Seasonal interest was also a major consideration in the design of this space. There is year-round interest provided by many elements of the garden. The plants were chosen not only for their texture, but for their bloom times and flower colors as well. There is a continuous supply of flowers in the garden throughout the spring and summer and into fall. The changing color of the leaves of the trees and shrubs during the autumn supplies the visual interest that flowers provided the rest of the season. In the winter, the evergreens take center stage, furnishing a stark contrast to the more delicate structures of the deciduous plants.
Overall this garden creation has a feeling of unity, where all of the parts work together to create a coherent whole. The massing provides a rhythm that is relaxing and the multiple textures provide interest within that rhythm. The reiteration of certain colors also unifies the space by visually connecting different areas of the property.

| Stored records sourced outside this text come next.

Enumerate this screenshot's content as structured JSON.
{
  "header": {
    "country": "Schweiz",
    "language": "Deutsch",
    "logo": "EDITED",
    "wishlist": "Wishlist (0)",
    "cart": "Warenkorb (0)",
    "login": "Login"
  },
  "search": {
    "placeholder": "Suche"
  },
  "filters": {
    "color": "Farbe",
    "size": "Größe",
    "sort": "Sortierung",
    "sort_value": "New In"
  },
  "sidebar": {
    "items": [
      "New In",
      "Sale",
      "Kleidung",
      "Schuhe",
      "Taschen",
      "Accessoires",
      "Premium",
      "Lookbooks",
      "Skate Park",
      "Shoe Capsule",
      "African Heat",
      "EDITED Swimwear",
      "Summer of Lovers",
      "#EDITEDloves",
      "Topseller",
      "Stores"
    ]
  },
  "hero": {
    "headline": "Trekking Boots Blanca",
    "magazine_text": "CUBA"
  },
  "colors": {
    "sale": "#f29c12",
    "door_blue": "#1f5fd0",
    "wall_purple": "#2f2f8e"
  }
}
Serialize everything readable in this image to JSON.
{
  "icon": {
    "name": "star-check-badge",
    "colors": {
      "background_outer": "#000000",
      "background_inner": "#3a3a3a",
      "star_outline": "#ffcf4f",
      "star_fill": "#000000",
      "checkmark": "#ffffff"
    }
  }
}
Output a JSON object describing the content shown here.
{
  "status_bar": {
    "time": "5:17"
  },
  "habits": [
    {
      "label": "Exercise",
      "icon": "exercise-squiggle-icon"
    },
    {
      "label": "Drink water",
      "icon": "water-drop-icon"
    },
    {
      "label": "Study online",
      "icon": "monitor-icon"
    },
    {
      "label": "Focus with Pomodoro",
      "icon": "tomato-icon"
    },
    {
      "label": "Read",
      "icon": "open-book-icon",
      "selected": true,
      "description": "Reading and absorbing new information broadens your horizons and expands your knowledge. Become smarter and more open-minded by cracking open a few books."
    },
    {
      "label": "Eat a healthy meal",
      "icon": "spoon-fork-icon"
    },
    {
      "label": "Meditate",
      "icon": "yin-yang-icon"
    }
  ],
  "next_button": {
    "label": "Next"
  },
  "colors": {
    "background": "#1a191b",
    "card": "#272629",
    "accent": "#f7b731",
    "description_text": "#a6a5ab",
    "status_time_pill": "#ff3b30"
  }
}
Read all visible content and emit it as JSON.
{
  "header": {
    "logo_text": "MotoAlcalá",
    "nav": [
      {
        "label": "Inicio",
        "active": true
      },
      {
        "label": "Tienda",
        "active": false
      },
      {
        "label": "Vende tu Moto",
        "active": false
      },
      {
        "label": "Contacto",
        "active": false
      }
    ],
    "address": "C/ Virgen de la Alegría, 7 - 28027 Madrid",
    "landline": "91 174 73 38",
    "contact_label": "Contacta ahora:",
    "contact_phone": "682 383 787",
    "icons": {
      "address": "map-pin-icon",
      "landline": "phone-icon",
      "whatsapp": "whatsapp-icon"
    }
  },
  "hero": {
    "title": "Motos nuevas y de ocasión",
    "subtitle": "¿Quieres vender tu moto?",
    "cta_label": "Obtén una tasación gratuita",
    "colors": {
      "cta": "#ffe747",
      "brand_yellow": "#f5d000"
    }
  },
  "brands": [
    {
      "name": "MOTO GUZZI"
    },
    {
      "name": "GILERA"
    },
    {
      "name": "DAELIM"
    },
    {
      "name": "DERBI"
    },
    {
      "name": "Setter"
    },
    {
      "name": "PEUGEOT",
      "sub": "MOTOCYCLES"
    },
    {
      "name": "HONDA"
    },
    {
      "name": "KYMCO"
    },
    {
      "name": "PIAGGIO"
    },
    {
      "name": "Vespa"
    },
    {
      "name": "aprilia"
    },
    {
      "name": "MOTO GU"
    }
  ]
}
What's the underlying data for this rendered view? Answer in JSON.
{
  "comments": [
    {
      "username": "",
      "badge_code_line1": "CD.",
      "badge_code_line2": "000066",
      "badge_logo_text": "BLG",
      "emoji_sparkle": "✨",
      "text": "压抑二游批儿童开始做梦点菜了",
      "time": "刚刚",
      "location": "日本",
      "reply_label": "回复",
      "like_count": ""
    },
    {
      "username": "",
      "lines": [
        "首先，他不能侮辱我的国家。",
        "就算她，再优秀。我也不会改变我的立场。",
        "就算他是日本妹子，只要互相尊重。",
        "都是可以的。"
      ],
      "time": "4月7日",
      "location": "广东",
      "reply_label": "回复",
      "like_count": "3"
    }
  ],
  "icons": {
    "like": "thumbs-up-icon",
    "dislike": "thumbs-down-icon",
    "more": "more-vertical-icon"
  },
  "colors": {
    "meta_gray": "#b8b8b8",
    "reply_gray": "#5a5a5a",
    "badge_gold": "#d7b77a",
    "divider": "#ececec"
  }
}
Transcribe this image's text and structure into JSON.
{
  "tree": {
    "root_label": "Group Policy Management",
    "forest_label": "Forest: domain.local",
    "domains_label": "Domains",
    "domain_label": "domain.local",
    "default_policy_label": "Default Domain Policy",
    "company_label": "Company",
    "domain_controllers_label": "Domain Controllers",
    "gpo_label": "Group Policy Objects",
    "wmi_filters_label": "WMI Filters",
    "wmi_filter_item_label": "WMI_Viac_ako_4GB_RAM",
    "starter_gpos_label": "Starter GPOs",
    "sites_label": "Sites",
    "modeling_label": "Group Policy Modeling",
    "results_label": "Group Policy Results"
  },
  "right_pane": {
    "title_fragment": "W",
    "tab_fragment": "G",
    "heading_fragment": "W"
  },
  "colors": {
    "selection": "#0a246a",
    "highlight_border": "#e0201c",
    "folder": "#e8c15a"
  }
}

Looking at the yard from an ecological point of view, the property provides all the layers of a forest garden: tall tree layer, low tree layer, shrub layer, herbaceous layer, ground cover layer and, of course, the root layer. The tall tree layer consists of both deciduous and evergreen trees. These trees provide food in the form of seeds and shelter within their branches to birds and squirrels. The leaves of the deciduous trees also supply an important habitat for insects, including butterflies and moths, providing spaces to lay eggs and food for growing larvae.
Since the garden was designed to be in continuous bloom for more than half the year, it can be considered an insectary. There are various flower shapes throughout the garden, providing food for many different types of insects. Some insects prefer umbelliferous flowers, while others prefer flowers with central florets like asters. The diversity of flower shapes and bloom times helps ensure that beneficial insects will have a continuous food supply and will help keep invasive and/or problem insects at manageable populations.
As we have spent much of this issue discussing soil and the soil food web, we need to look at our garden through that lens. In addition to providing mulch and habitat for overwintering insects, fallen leaves contribute to the soil structure and organic matter content in the soil. These photos were taken in spring and we can see how full and lush the vegetation is early in the season. This verdure is due not only to the care of the gardener, but more so to the health of the soil where these plants are growing. The soil food web is very dynamic in an environment like this and the result is the beauty that we see in these photos. May you be inspired to use these design principles and nourish your ecosystem to build a beautiful garden of your own.